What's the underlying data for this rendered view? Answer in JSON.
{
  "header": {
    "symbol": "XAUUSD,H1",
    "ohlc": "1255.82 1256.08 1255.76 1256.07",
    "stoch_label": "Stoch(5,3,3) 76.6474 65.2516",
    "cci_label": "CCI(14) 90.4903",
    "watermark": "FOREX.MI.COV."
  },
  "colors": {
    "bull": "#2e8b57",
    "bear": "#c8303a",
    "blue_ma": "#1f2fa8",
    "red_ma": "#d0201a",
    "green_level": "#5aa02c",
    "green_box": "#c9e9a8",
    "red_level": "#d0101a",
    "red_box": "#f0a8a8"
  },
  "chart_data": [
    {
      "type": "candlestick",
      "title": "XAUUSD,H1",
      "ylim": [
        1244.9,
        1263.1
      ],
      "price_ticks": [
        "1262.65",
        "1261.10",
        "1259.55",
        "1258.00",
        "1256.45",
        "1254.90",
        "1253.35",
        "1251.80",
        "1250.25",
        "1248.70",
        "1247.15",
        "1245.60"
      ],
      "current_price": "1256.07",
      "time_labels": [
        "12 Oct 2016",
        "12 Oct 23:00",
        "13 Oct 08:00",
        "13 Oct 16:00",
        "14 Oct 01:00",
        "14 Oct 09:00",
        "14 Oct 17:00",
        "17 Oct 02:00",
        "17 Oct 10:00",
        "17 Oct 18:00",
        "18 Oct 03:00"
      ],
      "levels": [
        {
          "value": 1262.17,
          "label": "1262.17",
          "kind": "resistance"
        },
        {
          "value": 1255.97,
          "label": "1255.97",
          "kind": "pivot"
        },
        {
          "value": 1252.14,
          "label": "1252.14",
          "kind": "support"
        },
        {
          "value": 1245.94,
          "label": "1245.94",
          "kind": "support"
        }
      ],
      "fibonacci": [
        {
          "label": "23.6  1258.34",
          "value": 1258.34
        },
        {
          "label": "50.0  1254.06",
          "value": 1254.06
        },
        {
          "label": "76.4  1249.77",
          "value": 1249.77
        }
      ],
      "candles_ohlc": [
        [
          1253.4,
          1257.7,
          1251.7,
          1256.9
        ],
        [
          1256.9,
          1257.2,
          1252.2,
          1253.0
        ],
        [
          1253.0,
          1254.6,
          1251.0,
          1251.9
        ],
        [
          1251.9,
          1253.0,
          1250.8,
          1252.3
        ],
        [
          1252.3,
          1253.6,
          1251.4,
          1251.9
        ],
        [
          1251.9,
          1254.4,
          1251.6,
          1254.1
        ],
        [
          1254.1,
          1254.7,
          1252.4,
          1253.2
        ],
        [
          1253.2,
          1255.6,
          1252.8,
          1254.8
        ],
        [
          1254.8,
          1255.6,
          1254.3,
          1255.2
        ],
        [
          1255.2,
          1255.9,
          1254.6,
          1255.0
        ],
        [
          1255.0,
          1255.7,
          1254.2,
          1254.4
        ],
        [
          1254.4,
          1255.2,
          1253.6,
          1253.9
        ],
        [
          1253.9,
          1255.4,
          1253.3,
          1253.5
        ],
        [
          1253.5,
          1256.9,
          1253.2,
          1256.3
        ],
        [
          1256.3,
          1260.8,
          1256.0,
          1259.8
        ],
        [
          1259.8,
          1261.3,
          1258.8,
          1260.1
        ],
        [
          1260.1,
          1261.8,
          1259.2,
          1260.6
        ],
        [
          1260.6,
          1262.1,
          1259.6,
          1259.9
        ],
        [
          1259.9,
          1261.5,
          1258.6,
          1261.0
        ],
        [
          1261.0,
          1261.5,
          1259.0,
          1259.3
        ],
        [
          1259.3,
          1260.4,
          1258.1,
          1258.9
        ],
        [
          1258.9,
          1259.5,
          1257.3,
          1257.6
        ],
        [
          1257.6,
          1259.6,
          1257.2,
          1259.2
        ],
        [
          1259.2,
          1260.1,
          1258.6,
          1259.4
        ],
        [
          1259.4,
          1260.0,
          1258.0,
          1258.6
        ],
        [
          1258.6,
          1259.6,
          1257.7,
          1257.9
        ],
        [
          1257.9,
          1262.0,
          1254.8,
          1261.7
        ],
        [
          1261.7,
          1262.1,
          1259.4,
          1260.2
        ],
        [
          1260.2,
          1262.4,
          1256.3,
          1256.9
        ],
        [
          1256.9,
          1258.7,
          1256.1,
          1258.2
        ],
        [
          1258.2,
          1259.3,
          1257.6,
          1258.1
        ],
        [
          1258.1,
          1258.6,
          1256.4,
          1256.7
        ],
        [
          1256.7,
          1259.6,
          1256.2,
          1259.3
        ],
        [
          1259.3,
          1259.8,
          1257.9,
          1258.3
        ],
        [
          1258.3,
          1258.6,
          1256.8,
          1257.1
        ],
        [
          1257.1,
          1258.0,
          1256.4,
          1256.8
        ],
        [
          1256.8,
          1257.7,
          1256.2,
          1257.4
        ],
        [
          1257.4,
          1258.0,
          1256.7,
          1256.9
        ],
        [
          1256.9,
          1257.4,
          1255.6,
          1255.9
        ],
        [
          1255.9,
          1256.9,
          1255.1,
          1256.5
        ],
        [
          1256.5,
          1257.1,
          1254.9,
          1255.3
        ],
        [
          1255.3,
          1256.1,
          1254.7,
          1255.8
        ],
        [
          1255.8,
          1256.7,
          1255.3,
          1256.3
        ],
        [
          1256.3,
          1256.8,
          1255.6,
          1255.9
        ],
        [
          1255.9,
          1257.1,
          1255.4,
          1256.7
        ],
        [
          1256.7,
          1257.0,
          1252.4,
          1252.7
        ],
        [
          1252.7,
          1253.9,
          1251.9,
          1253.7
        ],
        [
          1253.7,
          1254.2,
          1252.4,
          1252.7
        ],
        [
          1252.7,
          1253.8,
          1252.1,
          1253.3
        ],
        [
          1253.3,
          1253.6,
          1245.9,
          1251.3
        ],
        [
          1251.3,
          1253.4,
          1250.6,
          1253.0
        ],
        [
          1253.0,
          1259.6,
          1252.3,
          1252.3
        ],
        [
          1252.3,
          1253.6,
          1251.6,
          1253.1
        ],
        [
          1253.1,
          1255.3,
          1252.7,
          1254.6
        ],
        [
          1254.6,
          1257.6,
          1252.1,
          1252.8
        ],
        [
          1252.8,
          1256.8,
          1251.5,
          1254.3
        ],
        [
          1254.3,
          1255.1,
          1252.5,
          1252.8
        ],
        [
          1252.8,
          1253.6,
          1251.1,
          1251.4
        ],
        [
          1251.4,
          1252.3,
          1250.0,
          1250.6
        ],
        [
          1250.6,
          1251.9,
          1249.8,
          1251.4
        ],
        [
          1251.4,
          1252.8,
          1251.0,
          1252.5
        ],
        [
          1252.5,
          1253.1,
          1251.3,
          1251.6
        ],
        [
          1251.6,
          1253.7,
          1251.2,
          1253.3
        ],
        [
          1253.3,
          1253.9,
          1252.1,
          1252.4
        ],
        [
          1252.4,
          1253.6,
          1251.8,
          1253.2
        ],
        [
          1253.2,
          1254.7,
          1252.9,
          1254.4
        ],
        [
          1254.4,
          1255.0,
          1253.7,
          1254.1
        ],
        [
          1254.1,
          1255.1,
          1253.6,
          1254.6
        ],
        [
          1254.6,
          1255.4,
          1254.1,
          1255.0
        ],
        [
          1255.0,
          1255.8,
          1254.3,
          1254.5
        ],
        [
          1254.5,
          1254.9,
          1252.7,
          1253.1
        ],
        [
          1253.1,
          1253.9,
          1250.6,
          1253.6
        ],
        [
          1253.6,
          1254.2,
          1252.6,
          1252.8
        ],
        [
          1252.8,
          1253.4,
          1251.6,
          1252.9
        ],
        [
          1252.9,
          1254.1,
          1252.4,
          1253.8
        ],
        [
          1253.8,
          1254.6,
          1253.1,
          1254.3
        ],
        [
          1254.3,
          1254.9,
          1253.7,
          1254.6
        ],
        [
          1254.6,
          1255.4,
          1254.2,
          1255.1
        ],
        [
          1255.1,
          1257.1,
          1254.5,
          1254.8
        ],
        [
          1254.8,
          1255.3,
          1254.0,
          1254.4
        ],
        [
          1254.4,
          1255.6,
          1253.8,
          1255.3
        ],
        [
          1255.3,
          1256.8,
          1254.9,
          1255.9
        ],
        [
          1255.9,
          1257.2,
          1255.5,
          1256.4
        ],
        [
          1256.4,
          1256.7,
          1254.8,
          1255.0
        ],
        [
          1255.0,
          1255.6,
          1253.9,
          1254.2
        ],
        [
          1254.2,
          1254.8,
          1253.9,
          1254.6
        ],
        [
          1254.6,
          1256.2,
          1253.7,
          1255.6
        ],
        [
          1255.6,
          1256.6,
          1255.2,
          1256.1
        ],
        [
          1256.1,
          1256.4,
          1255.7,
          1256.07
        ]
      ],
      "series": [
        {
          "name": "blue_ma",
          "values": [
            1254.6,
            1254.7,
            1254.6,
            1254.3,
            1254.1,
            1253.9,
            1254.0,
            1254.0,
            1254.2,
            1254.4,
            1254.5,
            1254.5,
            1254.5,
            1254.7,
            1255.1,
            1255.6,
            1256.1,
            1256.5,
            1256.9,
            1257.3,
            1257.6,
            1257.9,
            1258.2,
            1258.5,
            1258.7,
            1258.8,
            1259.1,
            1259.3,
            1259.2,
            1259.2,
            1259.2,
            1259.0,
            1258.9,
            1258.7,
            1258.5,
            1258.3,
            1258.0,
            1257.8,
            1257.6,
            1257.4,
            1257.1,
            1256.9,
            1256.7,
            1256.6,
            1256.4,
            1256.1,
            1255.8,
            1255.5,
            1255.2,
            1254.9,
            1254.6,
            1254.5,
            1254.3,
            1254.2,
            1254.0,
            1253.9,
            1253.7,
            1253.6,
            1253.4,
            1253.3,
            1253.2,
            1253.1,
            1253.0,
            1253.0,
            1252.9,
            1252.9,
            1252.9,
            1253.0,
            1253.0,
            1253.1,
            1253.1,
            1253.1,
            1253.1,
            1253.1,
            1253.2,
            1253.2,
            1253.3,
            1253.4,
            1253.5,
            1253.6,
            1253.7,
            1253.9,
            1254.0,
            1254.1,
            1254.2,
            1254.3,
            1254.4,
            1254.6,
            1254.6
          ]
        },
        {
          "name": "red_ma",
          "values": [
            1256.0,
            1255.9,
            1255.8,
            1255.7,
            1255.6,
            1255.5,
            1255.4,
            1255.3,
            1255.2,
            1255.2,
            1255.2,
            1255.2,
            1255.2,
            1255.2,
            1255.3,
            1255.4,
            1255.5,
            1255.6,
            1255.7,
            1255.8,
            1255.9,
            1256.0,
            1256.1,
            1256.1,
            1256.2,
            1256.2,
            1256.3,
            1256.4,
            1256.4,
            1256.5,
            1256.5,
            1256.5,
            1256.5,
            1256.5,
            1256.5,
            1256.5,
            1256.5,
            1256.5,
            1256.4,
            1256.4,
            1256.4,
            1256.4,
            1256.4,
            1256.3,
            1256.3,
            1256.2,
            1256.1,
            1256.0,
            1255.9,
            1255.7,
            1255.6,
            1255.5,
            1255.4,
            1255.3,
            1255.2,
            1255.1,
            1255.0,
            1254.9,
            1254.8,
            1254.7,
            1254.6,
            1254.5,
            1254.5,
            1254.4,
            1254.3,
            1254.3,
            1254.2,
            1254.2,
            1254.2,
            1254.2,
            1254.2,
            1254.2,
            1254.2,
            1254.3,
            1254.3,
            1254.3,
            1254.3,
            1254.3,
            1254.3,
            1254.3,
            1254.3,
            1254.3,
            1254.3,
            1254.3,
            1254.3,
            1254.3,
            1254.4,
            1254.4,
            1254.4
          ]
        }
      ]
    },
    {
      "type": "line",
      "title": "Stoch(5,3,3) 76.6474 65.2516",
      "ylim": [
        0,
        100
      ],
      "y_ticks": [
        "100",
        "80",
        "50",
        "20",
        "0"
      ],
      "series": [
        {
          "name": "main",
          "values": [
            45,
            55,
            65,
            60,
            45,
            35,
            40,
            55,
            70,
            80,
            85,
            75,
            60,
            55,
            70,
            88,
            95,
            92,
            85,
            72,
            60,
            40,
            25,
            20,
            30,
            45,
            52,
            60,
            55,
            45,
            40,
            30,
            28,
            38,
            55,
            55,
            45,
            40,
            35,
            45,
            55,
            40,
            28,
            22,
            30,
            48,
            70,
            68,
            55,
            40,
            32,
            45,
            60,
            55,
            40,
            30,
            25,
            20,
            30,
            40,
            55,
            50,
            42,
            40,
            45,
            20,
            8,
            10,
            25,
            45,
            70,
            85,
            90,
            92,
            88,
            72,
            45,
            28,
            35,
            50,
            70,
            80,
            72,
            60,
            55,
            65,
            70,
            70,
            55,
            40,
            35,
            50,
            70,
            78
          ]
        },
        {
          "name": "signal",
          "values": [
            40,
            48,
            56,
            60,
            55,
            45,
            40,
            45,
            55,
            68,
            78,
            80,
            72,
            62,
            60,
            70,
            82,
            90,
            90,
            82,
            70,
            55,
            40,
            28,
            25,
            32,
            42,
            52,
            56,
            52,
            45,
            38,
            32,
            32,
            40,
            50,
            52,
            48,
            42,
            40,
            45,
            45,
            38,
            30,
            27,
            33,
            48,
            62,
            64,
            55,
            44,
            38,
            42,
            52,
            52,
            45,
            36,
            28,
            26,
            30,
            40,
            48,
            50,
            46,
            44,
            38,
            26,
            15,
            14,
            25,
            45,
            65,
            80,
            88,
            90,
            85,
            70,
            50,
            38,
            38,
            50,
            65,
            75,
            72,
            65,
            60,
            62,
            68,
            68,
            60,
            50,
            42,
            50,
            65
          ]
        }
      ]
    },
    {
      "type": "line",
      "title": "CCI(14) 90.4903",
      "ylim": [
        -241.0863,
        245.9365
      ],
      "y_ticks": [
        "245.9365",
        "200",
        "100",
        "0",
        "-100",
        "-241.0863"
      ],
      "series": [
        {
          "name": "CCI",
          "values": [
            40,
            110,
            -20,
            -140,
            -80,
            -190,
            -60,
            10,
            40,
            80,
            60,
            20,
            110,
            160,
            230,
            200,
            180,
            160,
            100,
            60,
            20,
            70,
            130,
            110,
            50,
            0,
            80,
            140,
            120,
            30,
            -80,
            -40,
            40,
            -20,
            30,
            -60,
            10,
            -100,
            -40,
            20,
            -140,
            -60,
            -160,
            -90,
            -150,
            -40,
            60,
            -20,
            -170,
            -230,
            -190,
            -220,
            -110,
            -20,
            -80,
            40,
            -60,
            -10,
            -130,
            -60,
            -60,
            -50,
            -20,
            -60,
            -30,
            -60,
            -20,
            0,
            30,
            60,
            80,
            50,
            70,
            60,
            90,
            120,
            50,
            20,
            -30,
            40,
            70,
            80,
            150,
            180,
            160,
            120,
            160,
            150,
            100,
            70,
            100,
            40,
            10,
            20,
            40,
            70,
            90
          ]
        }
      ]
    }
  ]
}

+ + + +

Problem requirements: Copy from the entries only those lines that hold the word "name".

Solution:
          "name": "blue_ma",
          "name": "red_ma",
          "name": "main",
          "name": "signal",
          "name": "CCI",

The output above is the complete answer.